The Berkshire Museum is a place you can grow up in, according to Jeff Rodgers.
Rodgers is the new executive director of the museum and started his new gig on Monday. He comes in the wake of a controversial period of the 116-year-old museum's history when museum officials sold off nearly two dozen pieces of its collection to raise $53 million. The sale of the art spurred significant backlash and torn a rift in the community.
"We are making thoughtful additions to a strong staff as the Berkshire Museum moves into the future with a renewed commitment to our community and our mission," said Elizabeth McGraw, president of the museum's Board of Trustees. "Local students and educators are seeking more from the museum, and we are working hard with them to expand opportunities for learning."
Five new trustees are joining the Berkshire Museum's board of trustees, bringing to the board significant expertise in community development, diversity and inclusion, STEM education, entrepreneurship, leadership, marketing and communications, and art.
Tom Patti considered it a compliment to have his art in the same building as Norman Rockwell and Alexander Calder.
Patti had his work commissioned for the Berkshire Museum. He has pieces at the entrance, the foyer, and in three other locations. But now, Patti doesn't feel that the museum values local artists.
The Berkshire Museum has released its financial reports in an effort to prove that the art sale was needed to keep the museum open.
The museum posted its independent audit, its federal tax statement Form 990, the Massachusetts state tax statement required as a non-profit, and annual filing for charitable organizations in New York State, which is filed with registration to solicit donations from New York.
The Berkshire Museum can proceed with its planned sale of some 40 pieces of art after a Supreme Judicial Court ruling Thursday.
The ruling affirms the agreement the museum had reached with Attorney General Maura Healey in February which includes allowing the museum to sell Norman Rockwell's Shuffleton's Barbershop, provided it remains on display at the Norman Rockwell Museum for 18 months.
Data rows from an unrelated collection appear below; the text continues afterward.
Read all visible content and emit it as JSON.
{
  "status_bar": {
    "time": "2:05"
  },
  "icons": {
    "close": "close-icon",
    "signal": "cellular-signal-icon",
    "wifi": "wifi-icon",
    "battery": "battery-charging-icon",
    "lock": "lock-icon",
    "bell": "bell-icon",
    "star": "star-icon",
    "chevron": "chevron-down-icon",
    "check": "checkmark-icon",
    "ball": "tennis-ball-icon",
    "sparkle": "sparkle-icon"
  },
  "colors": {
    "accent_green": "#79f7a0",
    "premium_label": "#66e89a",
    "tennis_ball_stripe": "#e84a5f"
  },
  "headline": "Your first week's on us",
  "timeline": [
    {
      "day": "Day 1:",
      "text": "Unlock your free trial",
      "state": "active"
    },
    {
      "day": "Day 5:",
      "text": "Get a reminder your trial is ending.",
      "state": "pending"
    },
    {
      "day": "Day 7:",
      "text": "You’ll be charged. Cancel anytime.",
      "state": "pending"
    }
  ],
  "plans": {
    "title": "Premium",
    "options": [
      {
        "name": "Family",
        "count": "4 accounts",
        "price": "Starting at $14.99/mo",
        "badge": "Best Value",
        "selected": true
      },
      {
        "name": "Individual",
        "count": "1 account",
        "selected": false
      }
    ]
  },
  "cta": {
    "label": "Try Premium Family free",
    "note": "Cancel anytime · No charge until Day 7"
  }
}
That agreement allows the art sale to proceed but only until the museum hits $55 million.
A U.S. based museum is waiting in the wings to purchase Norman Rockwell's famed "Shuffleton's Barbershop" if an agreement between the Berkshire Museum and the Attorney General's Office is approved by the Supreme Judicial Court
The Berkshire Museum's planned art sale will go forward.
Judge John Agostini denied a request for a preliminary injunction, pausing the Sotheby's auction of some 40 pieces of artwork, starting next week and extending into March. Members of the Rockwell family, other donors, and Attorney General Maura Healey filed for the injunction to at least delay the sale. The two hoped for a restraining order of the auctions that are scheduled for next week.
We are artists, small business owners, parents, and Berkshire community members, and we support the Berkshire Museum's bold plan and vibrant vision to bring the museum into the 21st century so it can continue to creatively serve all of us.
The museum's Board of Trustees wanted to take this opportunity to share our views of the future and long-term goals that will ensure that our cherished institution will be able to enrich our community for at least another century. The reality is that our museum is facing a set of financial challenges that we must address, which requires making some difficult, and clearly, emotion-provoking decisions.
Sharon Gregory has reviewed more than a decade of the Berkshire Museum's financials and says the situation isn't nearly as dire as the organization says.
And Gregory isn't just anybody, she is someone with 40 years of financial experience. She retired as the vice president of business development and planning for Iredale Mineral Cosmetics, and before that worked with a number of organizations such as Lehman Brothers and Citibank.